Copy out all lines in the data below containing the string "None".

=== Section Start ===

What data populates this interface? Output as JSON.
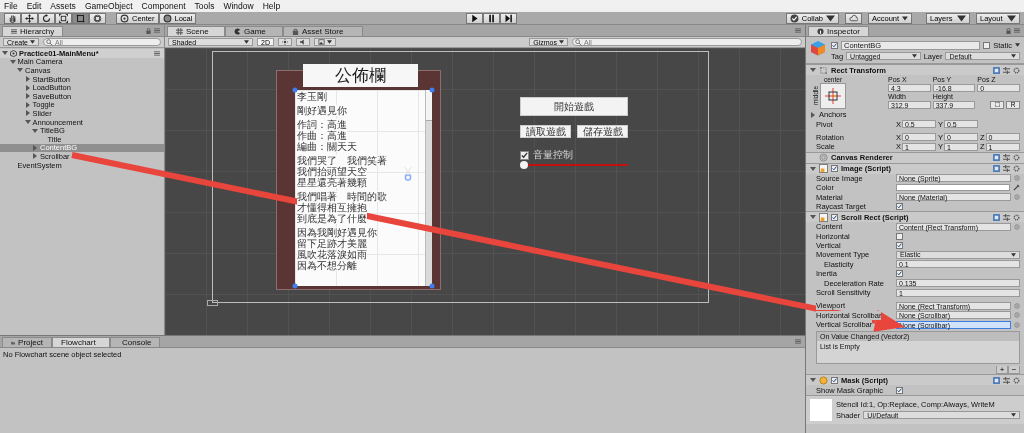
{
  "menu_bar": [
    "File",
    "Edit",
    "Assets",
    "GameObject",
    "Component",
    "Tools",
    "Window",
    "Help"
  ],
  "toolbar": {
    "tools": [
      {
        "kind": "hand",
        "selected": false
      },
      {
        "kind": "move",
        "selected": false
      },
      {
        "kind": "rotate",
        "selected": false
      },
      {
        "kind": "scale",
        "selected": false
      },
      {
        "kind": "rect",
        "selected": true
      },
      {
        "kind": "transform",
        "selected": false
      }
    ],
    "pivot_mode": "Center",
    "pivot_rotation": "Local",
    "play_controls": [
      {
        "kind": "play"
      },
      {
        "kind": "pause"
      },
      {
        "kind": "step"
      }
    ],
    "collab": "Collab",
    "account": "Account",
    "layers": "Layers",
    "layout": "Layout"
  },
  "hierarchy": {
    "title": "Hierarchy",
    "create": "Create",
    "search_placeholder": "All",
    "items": [
      {
        "name": "Practice01-MainMenu*",
        "kind": "scene",
        "expanded": true,
        "selected": false,
        "children": [
          {
            "name": "Main Camera",
            "kind": "group",
            "expanded": true,
            "selected": false,
            "children": [
              {
                "name": "Canvas",
                "kind": "group",
                "expanded": true,
                "selected": false,
                "children": [
                  {
                    "name": "StartButton",
                    "kind": "group",
                    "expanded": false,
                    "selected": false
                  },
                  {
                    "name": "LoadButton",
                    "kind": "group",
                    "expanded": false,
                    "selected": false
                  },
                  {
                    "name": "SaveButton",
                    "kind": "group",
                    "expanded": false,
                    "selected": false
                  },
                  {
                    "name": "Toggle",
                    "kind": "group",
                    "expanded": false,
                    "selected": false
                  },
                  {
                    "name": "Slider",
                    "kind": "group",
                    "expanded": false,
                    "selected": false
                  },
                  {
                    "name": "Announcement",
                    "kind": "group",
                    "expanded": true,
                    "selected": false,
                    "children": [
                      {
                        "name": "TitleBG",
                        "kind": "group",
                        "expanded": true,
                        "selected": false,
                        "children": [
                          {
                            "name": "Title",
                            "kind": "leaf",
                            "selected": false
                          }
                        ]
                      },
                      {
                        "name": "ContentBG",
                        "kind": "group",
                        "expanded": false,
                        "selected": true
                      },
                      {
                        "name": "Scrollbar",
                        "kind": "group",
                        "expanded": false,
                        "selected": false
                      }
                    ]
                  }
                ]
              }
            ]
          },
          {
            "name": "EventSystem",
            "kind": "leaf",
            "selected": false
          }
        ]
      }
    ]
  },
  "scene_view": {
    "tabs": [
      {
        "label": "Scene",
        "kind": "scene",
        "selected": true
      },
      {
        "label": "Game",
        "kind": "game",
        "selected": false
      },
      {
        "label": "Asset Store",
        "kind": "store",
        "selected": false
      }
    ],
    "shading": "Shaded",
    "mode_2d": {
      "label": "2D",
      "on": true
    },
    "gizmos": "Gizmos",
    "search_placeholder": "All",
    "game_ui": {
      "title": "公佈欄",
      "paragraphs": [
        [
          "李玉剛"
        ],
        [
          "剛好遇見你"
        ],
        [
          "作詞：高進",
          "作曲：高進",
          "編曲：關天天"
        ],
        [
          "我們哭了　我們笑著",
          "我們抬頭望天空",
          "星星還亮著幾顆"
        ],
        [
          "我們唱著　時間的歌",
          "才懂得相互擁抱",
          "到底是為了什麼"
        ],
        [
          "因為我剛好遇見你",
          "留下足跡才美麗",
          "風吹花落淚如雨",
          "因為不想分離"
        ]
      ],
      "start_button": "開始遊戲",
      "load_button": "讀取遊戲",
      "save_button": "儲存遊戲",
      "toggle": {
        "label": "音量控制",
        "checked": true
      },
      "slider": {
        "level": 0
      }
    }
  },
  "bottom_panel": {
    "tabs": [
      {
        "label": "Project",
        "kind": "project",
        "selected": false
      },
      {
        "label": "Flowchart",
        "kind": "flowchart",
        "selected": true
      },
      {
        "label": "Console",
        "kind": "console",
        "selected": false
      }
    ],
    "message": "No Flowchart scene object selected"
  },
  "inspector": {
    "title": "Inspector",
    "object": {
      "active": true,
      "name": "ContentBG",
      "static": {
        "label": "Static",
        "checked": false
      },
      "tag_label": "Tag",
      "tag": "Untagged",
      "layer_label": "Layer",
      "layer": "Default"
    },
    "components": [
      {
        "kind": "rect_transform",
        "title": "Rect Transform",
        "expanded": true,
        "anchor_h": "center",
        "anchor_v": "middle",
        "fields": [
          {
            "label": "Pos X",
            "value": "4.3"
          },
          {
            "label": "Pos Y",
            "value": "-16.8"
          },
          {
            "label": "Pos Z",
            "value": "0"
          },
          {
            "label": "Width",
            "value": "312.9"
          },
          {
            "label": "Height",
            "value": "337.9"
          }
        ],
        "reset_label": "R",
        "anchors": {
          "label": "Anchors",
          "expanded": false
        },
        "vectors": [
          {
            "label": "Pivot",
            "values": [
              {
                "axis": "X",
                "value": "0.5"
              },
              {
                "axis": "Y",
                "value": "0.5"
              }
            ]
          },
          {
            "label": "Rotation",
            "values": [
              {
                "axis": "X",
                "value": "0"
              },
              {
                "axis": "Y",
                "value": "0"
              },
              {
                "axis": "Z",
                "value": "0"
              }
            ]
          },
          {
            "label": "Scale",
            "values": [
              {
                "axis": "X",
                "value": "1"
              },
              {
                "axis": "Y",
                "value": "1"
              },
              {
                "axis": "Z",
                "value": "1"
              }
            ]
          }
        ]
      },
      {
        "kind": "canvas_renderer",
        "title": "Canvas Renderer"
      },
      {
        "kind": "image",
        "title": "Image (Script)",
        "expanded": true,
        "enabled": true,
        "groups": [
          [
            {
              "kind": "object",
              "label": "Source Image",
              "value": "None (Sprite)",
              "selected": false
            },
            {
              "kind": "color",
              "label": "Color",
              "color": "#ffffff"
            },
            {
              "kind": "object",
              "label": "Material",
              "value": "None (Material)",
              "selected": false
            },
            {
              "kind": "checkbox",
              "label": "Raycast Target",
              "checked": true
            }
          ]
        ]
      },
      {
        "kind": "scroll_rect",
        "title": "Scroll Rect (Script)",
        "expanded": true,
        "enabled": true,
        "groups": [
          [
            {
              "kind": "object",
              "label": "Content",
              "value": "Content (Rect Transform)",
              "selected": false
            },
            {
              "kind": "checkbox",
              "label": "Horizontal",
              "checked": false
            },
            {
              "kind": "checkbox",
              "label": "Vertical",
              "checked": true
            },
            {
              "kind": "dropdown",
              "label": "Movement Type",
              "value": "Elastic",
              "children": [
                {
                  "kind": "number",
                  "label": "Elasticity",
                  "value": "0.1"
                }
              ]
            },
            {
              "kind": "checkbox",
              "label": "Inertia",
              "checked": true,
              "children": [
                {
                  "kind": "number",
                  "label": "Deceleration Rate",
                  "value": "0.135"
                }
              ]
            },
            {
              "kind": "number",
              "label": "Scroll Sensitivity",
              "value": "1"
            }
          ],
          [
            {
              "kind": "object",
              "label": "Viewport",
              "value": "None (Rect Transform)",
              "selected": false
            },
            {
              "kind": "object",
              "label": "Horizontal Scrollbar",
              "value": "None (Scrollbar)",
              "selected": false
            },
            {
              "kind": "object",
              "label": "Vertical Scrollbar",
              "value": "None (Scrollbar)",
              "selected": true
            }
          ]
        ],
        "event": {
          "title": "On Value Changed (Vector2)",
          "body": "List is Empty",
          "add": "+",
          "remove": "−"
        }
      },
      {
        "kind": "mask",
        "title": "Mask (Script)",
        "expanded": true,
        "enabled": true,
        "groups": [
          [
            {
              "kind": "checkbox",
              "label": "Show Mask Graphic",
              "checked": true
            }
          ]
        ]
      }
    ],
    "material": {
      "summary": "Stencil Id:1, Op:Replace, Comp:Always, WriteM",
      "shader_label": "Shader",
      "shader": "UI/Default"
    }
  }
}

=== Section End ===

▶ **Written solution**
              "value": "None (Sprite)",
              "value": "None (Material)",
              "value": "None (Rect Transform)",
              "value": "None (Scrollbar)",
              "value": "None (Scrollbar)",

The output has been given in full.